The principle of the best interests of the child is regularly referred to by the European Court of Human Rights in its jurisprudence involving children. However, the principle is notoriously problematic, and nowhere more so than in the immigration context where the state’s sovereign interests are keenly at stake. This article critically examines the expulsion and first-entry jurisprudence of the European Court of Human Rights under Article 8 of the European Convention on Human Rights, interrogating whether a ‘principled’ approach is adopted to the best interests principle. It is argued that a principled approach is one which sees the best interests principle interpreted in the light of its parent document, the un Convention on the Rights of the Child, as interpreted by the un Committee on the Rights of the Child. It is demonstrated that despite widespread recourse to the best interests principle, the European Court of Human Rights fails to adopt a rights-based approach when identifying the best interests of the child and does not always give sufficient weight to the best interests of the child when balancing the interests of the state against those of the individual. The analysis also reveals a way for the Court to develop a more principled approach to the best interests principle.
G. van Bueren (1998) The International Law on the Rights of the Child The Hague: Martinus Nijhoff p. 46 (emphasis added).
On this phenomenon see De Hartsupra note 9.
Spijkerboersupra note 16 and S. van Walsum ‘Against All Odds: How Single and Divorced Migrant Mothers were Eventually able to Claim their Right to Respect for Family life’ 11 European Journal of Migration and Law (2009) 295–311.

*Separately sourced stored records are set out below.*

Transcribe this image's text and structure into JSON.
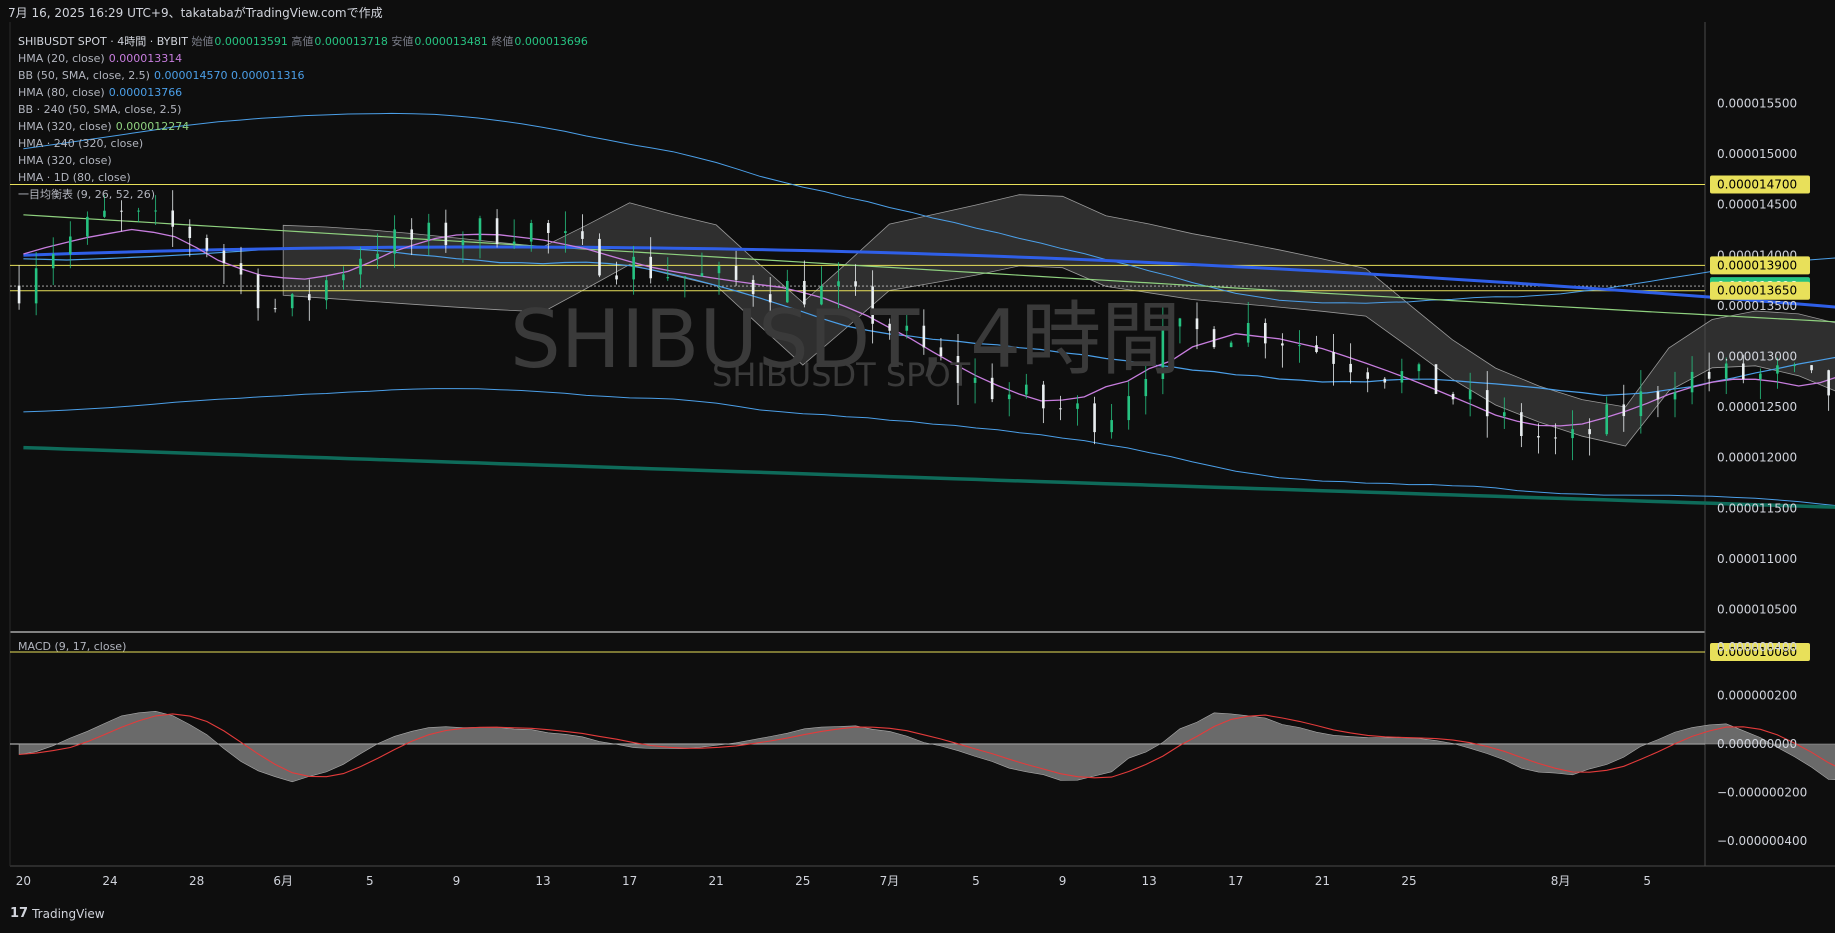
{
  "header": {
    "caption": "7月 16, 2025 16:29 UTC+9、takatabaがTradingView.comで作成"
  },
  "legend": {
    "symbol_line": {
      "symbol": "SHIBUSDT SPOT · 4時間 · BYBIT",
      "open_label": "始値",
      "open": "0.000013591",
      "high_label": "高値",
      "high": "0.000013718",
      "low_label": "安値",
      "low": "0.000013481",
      "close_label": "終値",
      "close": "0.000013696"
    },
    "indicators": [
      {
        "name": "HMA (20, close)",
        "value": "0.000013314",
        "color": "#c77dde"
      },
      {
        "name": "BB (50, SMA, close, 2.5)",
        "value": "0.000014570  0.000011316",
        "color": "#4b9fe8"
      },
      {
        "name": "HMA (80, close)",
        "value": "0.000013766",
        "color": "#4b9fe8"
      },
      {
        "name": "BB · 240 (50, SMA, close, 2.5)",
        "value": "",
        "color": "#d1d4dc"
      },
      {
        "name": "HMA (320, close)",
        "value": "0.000012274",
        "color": "#8fd17f"
      },
      {
        "name": "HMA · 240 (320, close)",
        "value": "",
        "color": "#d1d4dc"
      },
      {
        "name": "HMA (320, close)",
        "value": "",
        "color": "#d1d4dc"
      },
      {
        "name": "HMA · 1D (80, close)",
        "value": "",
        "color": "#d1d4dc"
      },
      {
        "name": "一目均衡表 (9, 26, 52, 26)",
        "value": "",
        "color": "#d1d4dc"
      }
    ]
  },
  "watermark": {
    "main": "SHIBUSDT, 4時間",
    "sub": "SHIBUSDT SPOT"
  },
  "macd_label": "MACD (9, 17, close)",
  "footer": {
    "brand": "TradingView",
    "logo": "17"
  },
  "colors": {
    "up": "#26c281",
    "down": "#e9eef0",
    "hma20": "#c77dde",
    "bb": "#4b9fe8",
    "hma80": "#2f5fe8",
    "hma320": "#8fd17f",
    "hma1d": "#0e6b5a",
    "hline": "#e8e05a",
    "signal": "#e33b3b"
  },
  "chart_data": [
    {
      "type": "candlestick",
      "title": "SHIBUSDT SPOT · 4時間 · BYBIT",
      "x_ticks": [
        "20",
        "24",
        "28",
        "6月",
        "5",
        "9",
        "13",
        "17",
        "21",
        "25",
        "7月",
        "5",
        "9",
        "13",
        "17",
        "21",
        "25",
        "8月",
        "5"
      ],
      "y_ticks": [
        "0.000015500",
        "0.000015000",
        "0.000014500",
        "0.000014000",
        "0.000013500",
        "0.000013000",
        "0.000012500",
        "0.000012000",
        "0.000011500",
        "0.000011000",
        "0.000010500"
      ],
      "ylim": [
        1e-05,
        1.58e-05
      ],
      "price_labels": [
        {
          "text": "0.000014700",
          "value": 1.47e-05,
          "kind": "hline"
        },
        {
          "text": "0.000013900",
          "value": 1.39e-05,
          "kind": "hline"
        },
        {
          "text": "0.000013696",
          "value": 1.3696e-05,
          "kind": "last"
        },
        {
          "text": "0.000013650",
          "value": 1.365e-05,
          "kind": "hline"
        },
        {
          "text": "0.000010080",
          "value": 1.008e-05,
          "kind": "hline"
        }
      ],
      "series": [
        {
          "name": "HMA (20, close)",
          "style": "line"
        },
        {
          "name": "BB (50, SMA, close, 2.5)",
          "style": "band"
        },
        {
          "name": "HMA (80, close)",
          "style": "line"
        },
        {
          "name": "HMA (320, close)",
          "style": "line"
        },
        {
          "name": "HMA · 1D (80, close)",
          "style": "line"
        },
        {
          "name": "一目均衡表 (9, 26, 52, 26)",
          "style": "cloud"
        }
      ],
      "grid": false
    },
    {
      "type": "area",
      "title": "MACD (9, 17, close)",
      "y_ticks": [
        "0.000000400",
        "0.000000200",
        "0.000000000",
        "−0.000000200",
        "−0.000000400"
      ],
      "ylim": [
        -4.5e-07,
        4.5e-07
      ]
    }
  ]
}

See De Hartsupra note 9 and Van Walsum supra note 47.
See further J. Doek (2006) A Commentary on the United Nations Convention on the Rights of the Child Article 8 The Right to Preservation of Identity and Article 9 The Right Not to be Separated from his or her Parents Leiden: Martinus Nijhoff.
General Comment No. 12 (2009) The right of the child to be heardun Doc. crc/c/gc/12 para. 74.
See L. Thornton (2014) ‘The European Convention on Human Rights: A Socio-Economic Rights Charter?’ in: S. Egan L. Thornton and J. Walsh (eds) Ireland and the European Convention on Human Rights: 60 Years and Beyond Dublin: Bloomsbury Professional pp. 227–256.
General Comment No. 14supra note 61 para. 4.
General Comment No. 7 (2005) Implementing child rights in early childhoodcrc/c/gc/7/Rev. 1 para. 20.
General Comment No. 6 (2005) Treatment of unaccompanied and separated children outside their country of originu.n. Doc crc/gc/2005/6 para. 86 (emphasis added).